* Exercise requirements
Count the lines in the records that hold the string "description". Only the number should be given.

Start of Dataset records

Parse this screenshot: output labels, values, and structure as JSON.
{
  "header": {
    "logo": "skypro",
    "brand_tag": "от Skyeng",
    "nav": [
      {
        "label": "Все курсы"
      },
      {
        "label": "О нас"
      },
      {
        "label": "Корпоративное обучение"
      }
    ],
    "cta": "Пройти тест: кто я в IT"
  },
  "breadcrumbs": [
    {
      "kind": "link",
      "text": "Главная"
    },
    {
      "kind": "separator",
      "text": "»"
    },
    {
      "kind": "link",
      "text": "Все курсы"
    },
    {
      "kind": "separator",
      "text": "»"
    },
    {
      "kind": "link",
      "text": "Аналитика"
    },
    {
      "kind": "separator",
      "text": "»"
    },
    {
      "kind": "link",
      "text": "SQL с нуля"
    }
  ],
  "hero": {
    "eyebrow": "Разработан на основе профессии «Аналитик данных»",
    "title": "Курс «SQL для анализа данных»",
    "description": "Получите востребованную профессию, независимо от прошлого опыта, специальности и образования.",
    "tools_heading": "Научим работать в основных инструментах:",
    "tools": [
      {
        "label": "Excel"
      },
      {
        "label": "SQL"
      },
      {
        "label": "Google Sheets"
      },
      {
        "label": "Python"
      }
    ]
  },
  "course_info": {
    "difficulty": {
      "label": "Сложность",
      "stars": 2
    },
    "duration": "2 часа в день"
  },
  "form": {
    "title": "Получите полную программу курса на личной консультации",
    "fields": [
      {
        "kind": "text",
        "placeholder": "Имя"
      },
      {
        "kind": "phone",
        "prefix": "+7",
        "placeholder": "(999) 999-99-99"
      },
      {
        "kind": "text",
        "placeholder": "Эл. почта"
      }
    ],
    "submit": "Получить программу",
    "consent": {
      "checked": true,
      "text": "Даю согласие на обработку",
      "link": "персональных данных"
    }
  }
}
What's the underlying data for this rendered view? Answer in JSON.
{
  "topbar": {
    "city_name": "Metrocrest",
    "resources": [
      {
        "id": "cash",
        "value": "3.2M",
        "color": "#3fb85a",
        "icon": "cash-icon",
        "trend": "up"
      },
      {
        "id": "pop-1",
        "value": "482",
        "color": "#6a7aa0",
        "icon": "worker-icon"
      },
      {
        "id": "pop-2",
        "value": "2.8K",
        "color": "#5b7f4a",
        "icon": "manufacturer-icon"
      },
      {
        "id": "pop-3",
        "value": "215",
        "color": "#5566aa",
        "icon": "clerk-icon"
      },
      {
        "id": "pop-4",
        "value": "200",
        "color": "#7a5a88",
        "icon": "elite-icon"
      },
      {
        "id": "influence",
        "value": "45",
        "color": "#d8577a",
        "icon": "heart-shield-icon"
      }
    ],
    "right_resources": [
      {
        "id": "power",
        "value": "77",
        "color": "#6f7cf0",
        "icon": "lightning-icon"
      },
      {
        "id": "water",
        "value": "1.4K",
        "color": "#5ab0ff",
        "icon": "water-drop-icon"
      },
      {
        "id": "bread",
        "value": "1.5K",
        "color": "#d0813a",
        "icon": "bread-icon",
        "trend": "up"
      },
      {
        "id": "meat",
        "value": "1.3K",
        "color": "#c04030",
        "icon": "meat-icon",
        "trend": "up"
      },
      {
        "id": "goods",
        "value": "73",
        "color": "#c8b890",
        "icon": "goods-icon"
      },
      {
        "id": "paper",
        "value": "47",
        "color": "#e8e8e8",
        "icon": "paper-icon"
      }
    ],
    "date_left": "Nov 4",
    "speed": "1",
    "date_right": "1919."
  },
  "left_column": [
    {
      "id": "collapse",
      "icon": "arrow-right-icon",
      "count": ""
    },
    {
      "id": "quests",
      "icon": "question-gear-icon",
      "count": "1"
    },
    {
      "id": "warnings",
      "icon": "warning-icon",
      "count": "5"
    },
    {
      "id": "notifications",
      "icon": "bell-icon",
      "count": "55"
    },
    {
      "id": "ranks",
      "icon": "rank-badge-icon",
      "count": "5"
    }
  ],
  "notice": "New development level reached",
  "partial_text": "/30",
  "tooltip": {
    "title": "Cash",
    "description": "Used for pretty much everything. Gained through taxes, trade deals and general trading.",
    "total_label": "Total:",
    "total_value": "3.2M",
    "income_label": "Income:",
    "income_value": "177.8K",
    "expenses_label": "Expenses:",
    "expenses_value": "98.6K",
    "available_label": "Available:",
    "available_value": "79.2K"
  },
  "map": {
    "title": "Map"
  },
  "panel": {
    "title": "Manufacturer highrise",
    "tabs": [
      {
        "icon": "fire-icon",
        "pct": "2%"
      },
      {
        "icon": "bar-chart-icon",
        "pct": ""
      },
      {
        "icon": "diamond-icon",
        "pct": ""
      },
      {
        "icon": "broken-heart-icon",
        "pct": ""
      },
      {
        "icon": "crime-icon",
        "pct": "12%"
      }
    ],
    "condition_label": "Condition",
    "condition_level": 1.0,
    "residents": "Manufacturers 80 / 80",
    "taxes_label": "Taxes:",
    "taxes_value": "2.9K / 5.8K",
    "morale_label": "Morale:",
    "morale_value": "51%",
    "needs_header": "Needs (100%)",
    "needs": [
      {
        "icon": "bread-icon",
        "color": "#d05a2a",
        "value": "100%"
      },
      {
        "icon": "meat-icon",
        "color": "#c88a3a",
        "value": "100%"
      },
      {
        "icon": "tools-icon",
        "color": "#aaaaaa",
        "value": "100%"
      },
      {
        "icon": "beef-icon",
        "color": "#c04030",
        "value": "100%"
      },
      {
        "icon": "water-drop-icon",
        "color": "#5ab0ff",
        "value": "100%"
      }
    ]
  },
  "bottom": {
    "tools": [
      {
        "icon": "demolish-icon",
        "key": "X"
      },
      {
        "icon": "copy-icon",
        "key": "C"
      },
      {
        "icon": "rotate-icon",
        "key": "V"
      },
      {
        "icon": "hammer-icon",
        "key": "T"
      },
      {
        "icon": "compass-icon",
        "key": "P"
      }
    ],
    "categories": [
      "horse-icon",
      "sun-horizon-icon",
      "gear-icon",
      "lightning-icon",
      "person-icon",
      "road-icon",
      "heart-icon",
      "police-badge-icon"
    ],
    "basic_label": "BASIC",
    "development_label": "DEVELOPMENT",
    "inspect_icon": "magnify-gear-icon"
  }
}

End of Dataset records

* Worked solution
2